======== INPUT MATERIAL
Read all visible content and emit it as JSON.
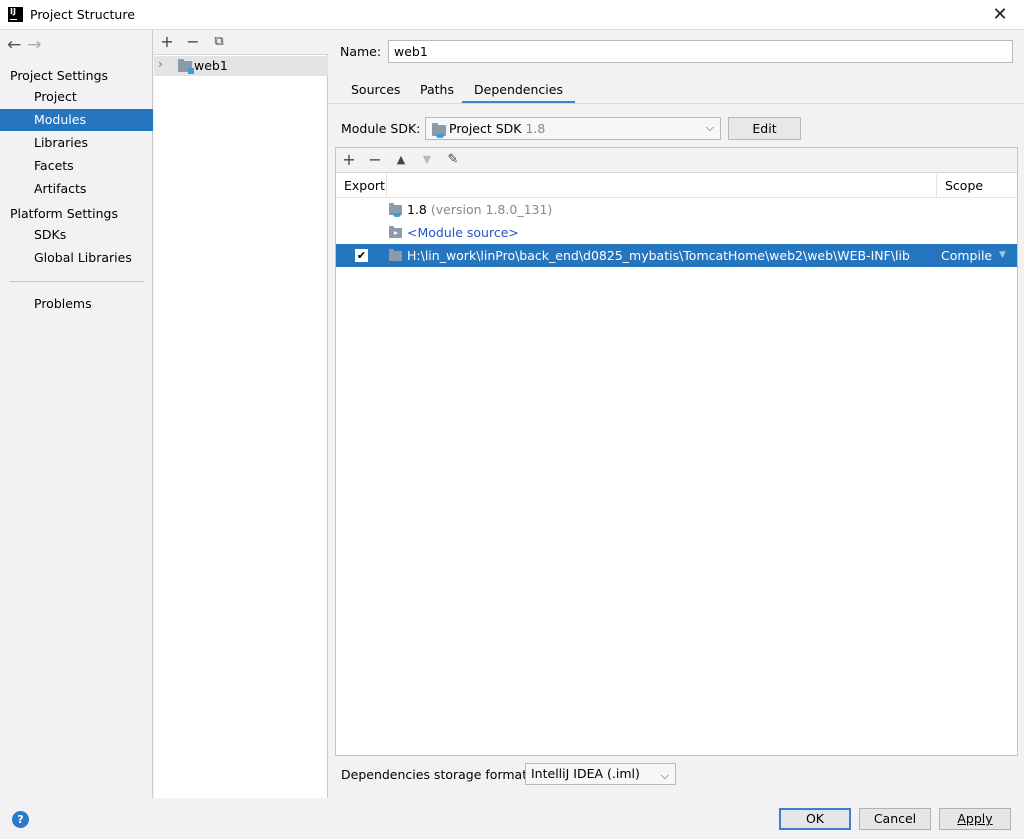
{
  "window": {
    "title": "Project Structure",
    "app_icon": "IJ"
  },
  "nav": {
    "project_settings": "Project Settings",
    "items_project": [
      "Project",
      "Modules",
      "Libraries",
      "Facets",
      "Artifacts"
    ],
    "platform_settings": "Platform Settings",
    "items_platform": [
      "SDKs",
      "Global Libraries"
    ],
    "problems": "Problems",
    "active": "Modules"
  },
  "modules": {
    "list": [
      "web1"
    ]
  },
  "module": {
    "name_label": "Name:",
    "name_value": "web1",
    "tabs": [
      "Sources",
      "Paths",
      "Dependencies"
    ],
    "active_tab": "Dependencies",
    "sdk_label": "Module SDK:",
    "sdk_name": "Project SDK",
    "sdk_version": "1.8",
    "edit_button": "Edit"
  },
  "dependencies": {
    "columns": {
      "export": "Export",
      "scope": "Scope"
    },
    "rows": [
      {
        "name": "1.8",
        "detail": "(version 1.8.0_131)",
        "exported": false,
        "scope": ""
      },
      {
        "name": "<Module source>",
        "detail": "",
        "exported": false,
        "scope": ""
      },
      {
        "name": "H:\\lin_work\\linPro\\back_end\\d0825_mybatis\\TomcatHome\\web2\\web\\WEB-INF\\lib",
        "detail": "",
        "exported": true,
        "scope": "Compile",
        "selected": true
      }
    ]
  },
  "storage": {
    "label": "Dependencies storage format:",
    "value": "IntelliJ IDEA (.iml)"
  },
  "footer": {
    "ok": "OK",
    "cancel": "Cancel",
    "apply": "Apply",
    "help": "?"
  },
  "colors": {
    "selection": "#2675bf",
    "tab_underline": "#4083c9",
    "link": "#2155c8"
  }
}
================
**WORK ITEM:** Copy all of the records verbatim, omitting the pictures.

**RESPONSE TO THIS EXERCISE:**
Read all visible content and emit it as JSON.
{
  "window": {
    "title": "Project Structure",
    "app_icon": "IJ"
  },
  "nav": {
    "project_settings": "Project Settings",
    "items_project": [
      "Project",
      "Modules",
      "Libraries",
      "Facets",
      "Artifacts"
    ],
    "platform_settings": "Platform Settings",
    "items_platform": [
      "SDKs",
      "Global Libraries"
    ],
    "problems": "Problems",
    "active": "Modules"
  },
  "modules": {
    "list": [
      "web1"
    ]
  },
  "module": {
    "name_label": "Name:",
    "name_value": "web1",
    "tabs": [
      "Sources",
      "Paths",
      "Dependencies"
    ],
    "active_tab": "Dependencies",
    "sdk_label": "Module SDK:",
    "sdk_name": "Project SDK",
    "sdk_version": "1.8",
    "edit_button": "Edit"
  },
  "dependencies": {
    "columns": {
      "export": "Export",
      "scope": "Scope"
    },
    "rows": [
      {
        "name": "1.8",
        "detail": "(version 1.8.0_131)",
        "exported": false,
        "scope": ""
      },
      {
        "name": "<Module source>",
        "detail": "",
        "exported": false,
        "scope": ""
      },
      {
        "name": "H:\\lin_work\\linPro\\back_end\\d0825_mybatis\\TomcatHome\\web2\\web\\WEB-INF\\lib",
        "detail": "",
        "exported": true,
        "scope": "Compile",
        "selected": true
      }
    ]
  },
  "storage": {
    "label": "Dependencies storage format:",
    "value": "IntelliJ IDEA (.iml)"
  },
  "footer": {
    "ok": "OK",
    "cancel": "Cancel",
    "apply": "Apply",
    "help": "?"
  },
  "colors": {
    "selection": "#2675bf",
    "tab_underline": "#4083c9",
    "link": "#2155c8"
  }
}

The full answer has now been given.